----- SUPPLIED MATERIAL -----

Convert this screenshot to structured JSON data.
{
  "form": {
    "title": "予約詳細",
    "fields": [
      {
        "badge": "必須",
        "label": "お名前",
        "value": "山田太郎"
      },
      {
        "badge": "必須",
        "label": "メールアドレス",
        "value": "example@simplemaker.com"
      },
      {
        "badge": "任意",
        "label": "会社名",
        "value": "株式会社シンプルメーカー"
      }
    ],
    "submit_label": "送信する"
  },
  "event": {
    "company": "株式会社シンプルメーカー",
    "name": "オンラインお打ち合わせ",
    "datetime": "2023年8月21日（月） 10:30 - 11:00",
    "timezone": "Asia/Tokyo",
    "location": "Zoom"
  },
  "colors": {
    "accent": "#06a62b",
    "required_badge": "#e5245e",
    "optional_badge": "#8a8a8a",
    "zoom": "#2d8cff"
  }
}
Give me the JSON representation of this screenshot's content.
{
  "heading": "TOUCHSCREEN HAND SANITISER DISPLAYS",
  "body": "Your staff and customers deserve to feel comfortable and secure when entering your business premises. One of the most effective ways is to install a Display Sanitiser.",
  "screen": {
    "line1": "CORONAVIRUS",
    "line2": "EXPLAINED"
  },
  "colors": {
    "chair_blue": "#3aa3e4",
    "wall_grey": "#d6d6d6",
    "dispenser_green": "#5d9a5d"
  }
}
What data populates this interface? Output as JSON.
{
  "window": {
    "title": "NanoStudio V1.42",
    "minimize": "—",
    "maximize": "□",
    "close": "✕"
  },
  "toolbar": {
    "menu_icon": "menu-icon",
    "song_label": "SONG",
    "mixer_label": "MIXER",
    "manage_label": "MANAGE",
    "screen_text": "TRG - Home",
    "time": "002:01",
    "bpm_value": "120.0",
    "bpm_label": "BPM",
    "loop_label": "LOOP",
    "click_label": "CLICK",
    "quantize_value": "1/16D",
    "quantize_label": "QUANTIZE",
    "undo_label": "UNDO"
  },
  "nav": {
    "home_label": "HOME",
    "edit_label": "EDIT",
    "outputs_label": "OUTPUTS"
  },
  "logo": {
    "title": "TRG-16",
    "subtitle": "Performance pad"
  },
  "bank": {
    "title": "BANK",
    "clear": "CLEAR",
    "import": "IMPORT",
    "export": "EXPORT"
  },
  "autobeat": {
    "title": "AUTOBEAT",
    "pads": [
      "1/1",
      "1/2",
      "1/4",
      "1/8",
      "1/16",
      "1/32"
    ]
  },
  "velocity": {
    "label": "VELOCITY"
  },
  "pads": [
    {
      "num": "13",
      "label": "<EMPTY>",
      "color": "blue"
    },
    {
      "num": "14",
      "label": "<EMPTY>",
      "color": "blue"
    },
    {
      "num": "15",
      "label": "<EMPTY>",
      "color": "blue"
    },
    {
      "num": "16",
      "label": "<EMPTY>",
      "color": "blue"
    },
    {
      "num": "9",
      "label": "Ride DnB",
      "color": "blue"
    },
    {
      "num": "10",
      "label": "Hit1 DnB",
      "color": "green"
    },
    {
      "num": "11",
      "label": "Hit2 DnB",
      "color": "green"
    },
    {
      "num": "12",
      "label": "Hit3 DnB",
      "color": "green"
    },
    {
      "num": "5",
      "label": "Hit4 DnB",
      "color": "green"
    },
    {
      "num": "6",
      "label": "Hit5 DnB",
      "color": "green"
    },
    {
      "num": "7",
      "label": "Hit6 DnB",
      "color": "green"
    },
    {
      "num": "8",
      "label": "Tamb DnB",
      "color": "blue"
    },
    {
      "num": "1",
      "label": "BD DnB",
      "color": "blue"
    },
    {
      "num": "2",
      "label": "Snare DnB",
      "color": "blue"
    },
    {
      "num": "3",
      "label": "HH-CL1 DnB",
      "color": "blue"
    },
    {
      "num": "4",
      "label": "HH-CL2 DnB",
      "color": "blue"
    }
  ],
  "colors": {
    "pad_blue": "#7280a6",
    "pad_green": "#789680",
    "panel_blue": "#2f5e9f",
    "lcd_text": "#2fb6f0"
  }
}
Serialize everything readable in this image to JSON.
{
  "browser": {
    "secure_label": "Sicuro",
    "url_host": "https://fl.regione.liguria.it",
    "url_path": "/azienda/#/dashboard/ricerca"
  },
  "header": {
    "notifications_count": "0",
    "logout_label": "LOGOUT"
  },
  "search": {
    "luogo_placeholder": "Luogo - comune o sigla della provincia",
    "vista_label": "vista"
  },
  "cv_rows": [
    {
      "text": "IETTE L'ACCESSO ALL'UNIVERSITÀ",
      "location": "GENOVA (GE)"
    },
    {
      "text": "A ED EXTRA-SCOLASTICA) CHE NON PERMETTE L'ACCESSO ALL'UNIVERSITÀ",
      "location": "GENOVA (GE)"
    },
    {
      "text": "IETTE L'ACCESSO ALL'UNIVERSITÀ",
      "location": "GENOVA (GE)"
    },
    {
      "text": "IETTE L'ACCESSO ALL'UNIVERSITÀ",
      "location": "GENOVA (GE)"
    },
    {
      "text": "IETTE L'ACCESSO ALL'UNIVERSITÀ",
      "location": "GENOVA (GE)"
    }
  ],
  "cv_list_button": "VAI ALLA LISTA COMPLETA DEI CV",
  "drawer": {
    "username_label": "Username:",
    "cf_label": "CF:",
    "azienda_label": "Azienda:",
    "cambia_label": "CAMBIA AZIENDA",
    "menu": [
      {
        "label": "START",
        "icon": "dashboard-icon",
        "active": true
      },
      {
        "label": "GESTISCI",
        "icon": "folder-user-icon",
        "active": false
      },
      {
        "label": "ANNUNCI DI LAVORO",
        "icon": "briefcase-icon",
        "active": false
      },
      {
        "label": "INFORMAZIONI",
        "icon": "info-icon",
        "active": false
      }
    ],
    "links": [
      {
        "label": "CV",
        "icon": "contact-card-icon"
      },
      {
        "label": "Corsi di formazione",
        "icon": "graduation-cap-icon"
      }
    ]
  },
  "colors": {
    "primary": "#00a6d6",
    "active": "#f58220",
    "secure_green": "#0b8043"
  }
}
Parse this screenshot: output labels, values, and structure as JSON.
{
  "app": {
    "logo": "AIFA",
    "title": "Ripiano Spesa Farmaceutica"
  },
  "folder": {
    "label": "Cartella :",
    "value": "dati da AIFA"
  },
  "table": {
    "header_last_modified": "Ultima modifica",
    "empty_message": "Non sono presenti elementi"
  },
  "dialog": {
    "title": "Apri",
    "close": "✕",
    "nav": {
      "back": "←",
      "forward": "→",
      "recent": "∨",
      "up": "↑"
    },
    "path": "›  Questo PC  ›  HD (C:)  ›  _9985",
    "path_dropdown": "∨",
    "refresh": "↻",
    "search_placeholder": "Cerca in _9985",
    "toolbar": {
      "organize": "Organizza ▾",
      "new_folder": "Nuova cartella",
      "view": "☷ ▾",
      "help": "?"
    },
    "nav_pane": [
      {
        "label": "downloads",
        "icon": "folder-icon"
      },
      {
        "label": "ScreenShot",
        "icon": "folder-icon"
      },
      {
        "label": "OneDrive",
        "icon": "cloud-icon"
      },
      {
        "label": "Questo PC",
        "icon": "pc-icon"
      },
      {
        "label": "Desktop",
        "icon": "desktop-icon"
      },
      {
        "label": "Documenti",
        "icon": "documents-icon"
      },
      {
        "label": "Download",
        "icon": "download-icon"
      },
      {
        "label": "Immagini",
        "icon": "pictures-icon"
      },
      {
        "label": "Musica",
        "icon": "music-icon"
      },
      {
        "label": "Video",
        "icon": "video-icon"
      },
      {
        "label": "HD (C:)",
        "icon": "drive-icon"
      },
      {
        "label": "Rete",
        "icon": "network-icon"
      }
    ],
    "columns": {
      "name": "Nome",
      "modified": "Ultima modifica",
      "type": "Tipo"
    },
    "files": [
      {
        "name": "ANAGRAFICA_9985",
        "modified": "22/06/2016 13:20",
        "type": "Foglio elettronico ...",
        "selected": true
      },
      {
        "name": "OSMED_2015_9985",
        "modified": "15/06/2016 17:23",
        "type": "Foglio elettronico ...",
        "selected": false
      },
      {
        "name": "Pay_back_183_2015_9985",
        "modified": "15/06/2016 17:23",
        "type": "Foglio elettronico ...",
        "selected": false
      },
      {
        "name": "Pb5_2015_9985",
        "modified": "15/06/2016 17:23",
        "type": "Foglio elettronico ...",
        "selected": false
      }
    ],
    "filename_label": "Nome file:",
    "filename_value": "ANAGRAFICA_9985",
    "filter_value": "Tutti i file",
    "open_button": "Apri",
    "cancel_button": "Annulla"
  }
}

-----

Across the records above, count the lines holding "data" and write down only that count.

SOLUTION TO THIS EXERCISE -> 2